* Your assignment *
Counting only lines that contain "Sonar", how many are there in the records below? Give the figure alone.

[Collection entries]
+===+

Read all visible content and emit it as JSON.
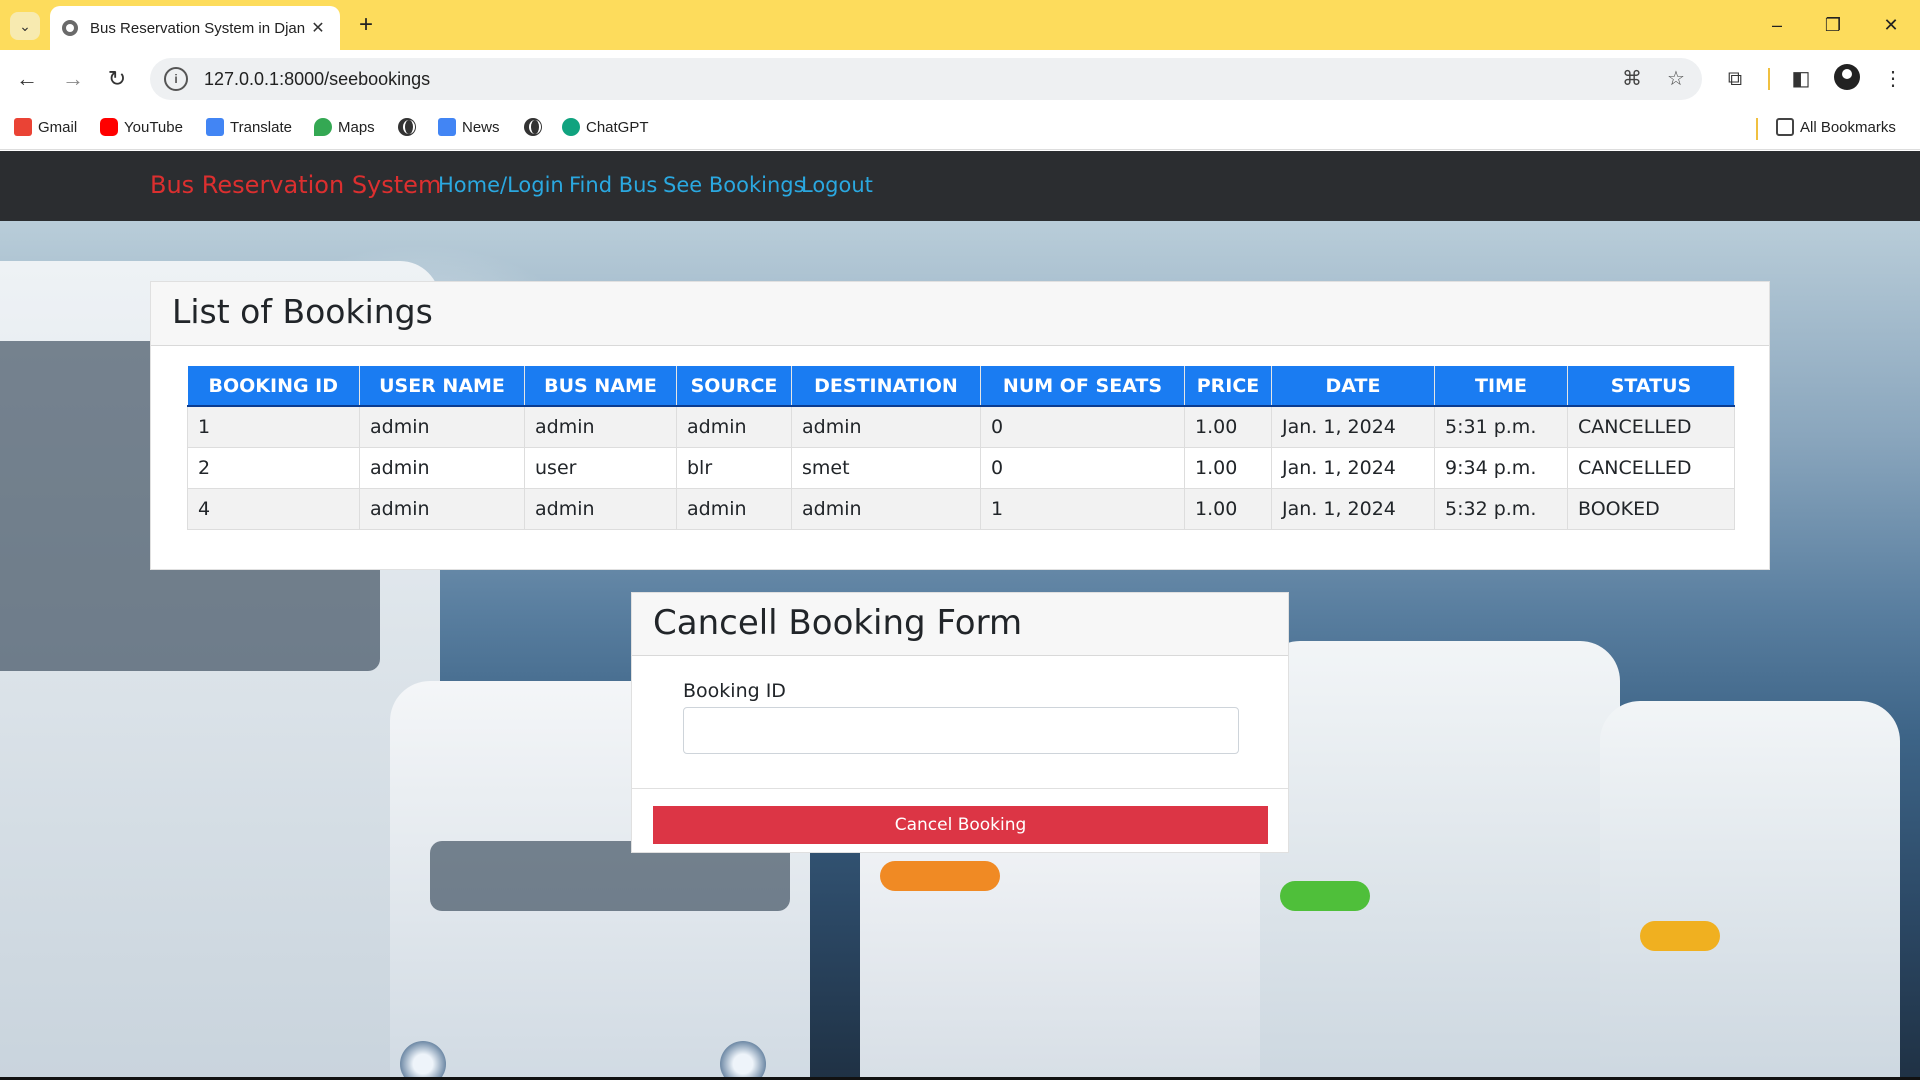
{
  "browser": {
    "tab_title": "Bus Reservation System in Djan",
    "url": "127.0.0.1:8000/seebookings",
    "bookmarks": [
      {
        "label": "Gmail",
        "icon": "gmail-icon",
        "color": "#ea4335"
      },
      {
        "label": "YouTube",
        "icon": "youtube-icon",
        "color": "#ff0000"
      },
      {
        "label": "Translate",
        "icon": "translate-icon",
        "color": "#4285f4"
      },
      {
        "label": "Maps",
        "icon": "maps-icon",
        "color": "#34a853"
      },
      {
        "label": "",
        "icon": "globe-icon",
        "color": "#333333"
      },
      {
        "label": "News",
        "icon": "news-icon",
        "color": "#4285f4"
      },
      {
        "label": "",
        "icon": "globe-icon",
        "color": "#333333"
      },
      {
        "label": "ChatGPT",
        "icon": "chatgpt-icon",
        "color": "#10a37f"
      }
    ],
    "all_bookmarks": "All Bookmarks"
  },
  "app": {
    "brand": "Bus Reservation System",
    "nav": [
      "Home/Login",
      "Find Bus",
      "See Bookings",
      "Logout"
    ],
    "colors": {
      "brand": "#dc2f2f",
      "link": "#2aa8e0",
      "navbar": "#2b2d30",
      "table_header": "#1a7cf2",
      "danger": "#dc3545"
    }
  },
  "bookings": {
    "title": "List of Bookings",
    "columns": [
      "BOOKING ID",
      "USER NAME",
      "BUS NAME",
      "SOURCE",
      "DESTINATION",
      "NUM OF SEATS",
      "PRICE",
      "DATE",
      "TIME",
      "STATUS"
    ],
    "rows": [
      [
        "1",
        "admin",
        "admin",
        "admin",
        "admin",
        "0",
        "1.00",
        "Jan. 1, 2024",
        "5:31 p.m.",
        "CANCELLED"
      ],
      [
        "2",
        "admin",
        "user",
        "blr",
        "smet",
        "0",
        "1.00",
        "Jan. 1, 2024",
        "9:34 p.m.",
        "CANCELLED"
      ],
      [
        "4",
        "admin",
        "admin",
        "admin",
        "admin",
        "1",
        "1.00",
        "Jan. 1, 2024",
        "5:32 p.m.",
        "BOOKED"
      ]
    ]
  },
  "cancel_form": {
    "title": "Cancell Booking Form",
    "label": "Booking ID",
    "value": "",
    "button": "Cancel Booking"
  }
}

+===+

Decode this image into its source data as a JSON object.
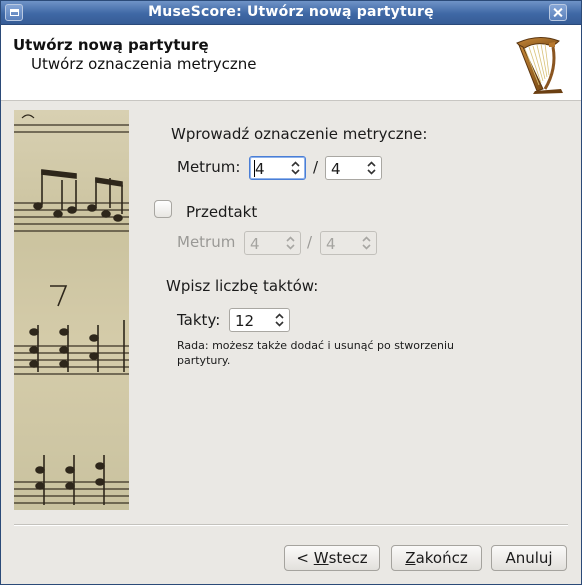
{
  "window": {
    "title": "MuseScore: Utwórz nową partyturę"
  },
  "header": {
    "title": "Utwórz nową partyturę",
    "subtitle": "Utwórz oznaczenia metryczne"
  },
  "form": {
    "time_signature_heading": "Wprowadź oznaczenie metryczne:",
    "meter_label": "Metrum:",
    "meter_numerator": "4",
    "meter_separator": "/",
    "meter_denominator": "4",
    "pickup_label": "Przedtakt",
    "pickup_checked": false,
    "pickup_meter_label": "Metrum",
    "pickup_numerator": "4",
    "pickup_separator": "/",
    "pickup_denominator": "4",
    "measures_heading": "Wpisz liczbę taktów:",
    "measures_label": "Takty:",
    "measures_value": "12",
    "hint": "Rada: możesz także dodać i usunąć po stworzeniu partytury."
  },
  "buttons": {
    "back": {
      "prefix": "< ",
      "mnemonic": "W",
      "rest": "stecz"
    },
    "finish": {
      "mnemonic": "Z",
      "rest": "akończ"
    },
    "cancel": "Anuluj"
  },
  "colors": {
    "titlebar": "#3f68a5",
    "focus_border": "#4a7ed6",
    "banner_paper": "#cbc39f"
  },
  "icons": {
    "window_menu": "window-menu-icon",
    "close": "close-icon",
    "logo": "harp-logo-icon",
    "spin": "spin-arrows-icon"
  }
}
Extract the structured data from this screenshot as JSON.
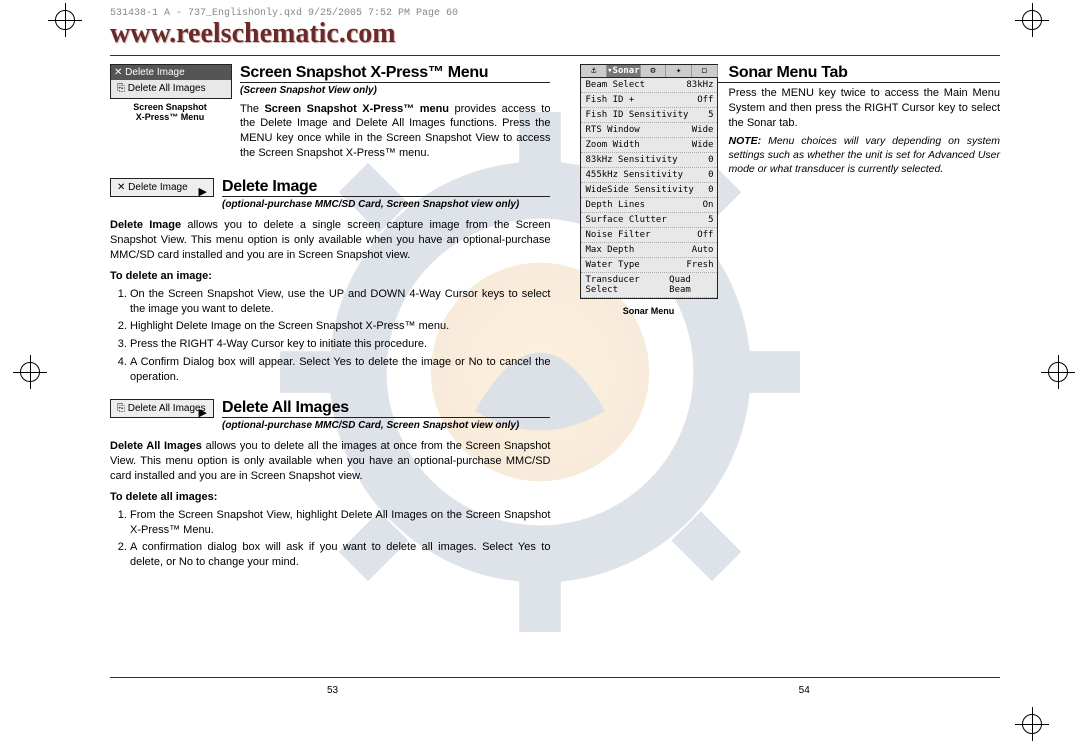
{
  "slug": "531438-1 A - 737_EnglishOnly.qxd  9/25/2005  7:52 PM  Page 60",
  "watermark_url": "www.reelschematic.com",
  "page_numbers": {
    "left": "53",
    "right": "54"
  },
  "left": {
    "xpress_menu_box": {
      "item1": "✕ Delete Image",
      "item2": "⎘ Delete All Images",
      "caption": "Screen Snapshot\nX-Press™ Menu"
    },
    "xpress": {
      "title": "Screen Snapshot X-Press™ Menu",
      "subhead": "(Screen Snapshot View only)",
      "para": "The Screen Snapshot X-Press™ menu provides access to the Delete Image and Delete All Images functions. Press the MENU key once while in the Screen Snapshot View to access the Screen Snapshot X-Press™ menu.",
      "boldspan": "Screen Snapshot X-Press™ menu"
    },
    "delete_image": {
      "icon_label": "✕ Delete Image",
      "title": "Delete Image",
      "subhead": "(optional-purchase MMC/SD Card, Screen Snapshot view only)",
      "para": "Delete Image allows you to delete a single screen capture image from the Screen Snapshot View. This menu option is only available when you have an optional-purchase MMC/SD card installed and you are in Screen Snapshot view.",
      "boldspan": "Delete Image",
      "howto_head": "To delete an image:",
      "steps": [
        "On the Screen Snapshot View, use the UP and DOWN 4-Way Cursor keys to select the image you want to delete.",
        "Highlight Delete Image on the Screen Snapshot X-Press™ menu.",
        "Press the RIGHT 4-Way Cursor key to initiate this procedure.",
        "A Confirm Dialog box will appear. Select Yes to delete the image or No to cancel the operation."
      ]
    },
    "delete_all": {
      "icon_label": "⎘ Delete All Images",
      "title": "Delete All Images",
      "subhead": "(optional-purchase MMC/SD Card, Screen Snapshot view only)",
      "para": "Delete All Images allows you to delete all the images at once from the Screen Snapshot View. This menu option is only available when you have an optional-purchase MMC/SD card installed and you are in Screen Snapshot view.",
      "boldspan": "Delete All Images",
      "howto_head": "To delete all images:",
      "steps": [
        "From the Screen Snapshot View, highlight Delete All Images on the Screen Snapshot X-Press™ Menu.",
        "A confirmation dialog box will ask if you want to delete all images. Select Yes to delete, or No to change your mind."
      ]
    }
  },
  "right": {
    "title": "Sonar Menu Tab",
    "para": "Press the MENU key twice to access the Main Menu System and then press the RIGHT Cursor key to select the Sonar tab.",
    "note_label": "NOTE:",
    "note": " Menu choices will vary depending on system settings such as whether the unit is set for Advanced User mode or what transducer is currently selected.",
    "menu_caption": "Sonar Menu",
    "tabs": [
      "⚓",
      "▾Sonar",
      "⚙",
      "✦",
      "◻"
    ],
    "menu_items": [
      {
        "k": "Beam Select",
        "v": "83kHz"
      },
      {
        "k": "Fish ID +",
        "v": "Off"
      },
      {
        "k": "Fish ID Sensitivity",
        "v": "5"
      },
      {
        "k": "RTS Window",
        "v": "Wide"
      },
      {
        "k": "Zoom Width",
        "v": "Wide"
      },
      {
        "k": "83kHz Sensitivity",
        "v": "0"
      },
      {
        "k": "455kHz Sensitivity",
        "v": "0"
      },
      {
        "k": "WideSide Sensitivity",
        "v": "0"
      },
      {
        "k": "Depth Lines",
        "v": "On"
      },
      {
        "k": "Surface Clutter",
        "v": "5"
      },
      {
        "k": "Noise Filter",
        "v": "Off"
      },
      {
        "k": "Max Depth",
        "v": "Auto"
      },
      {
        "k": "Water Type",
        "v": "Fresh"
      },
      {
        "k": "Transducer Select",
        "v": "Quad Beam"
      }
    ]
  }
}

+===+

* Task result *
4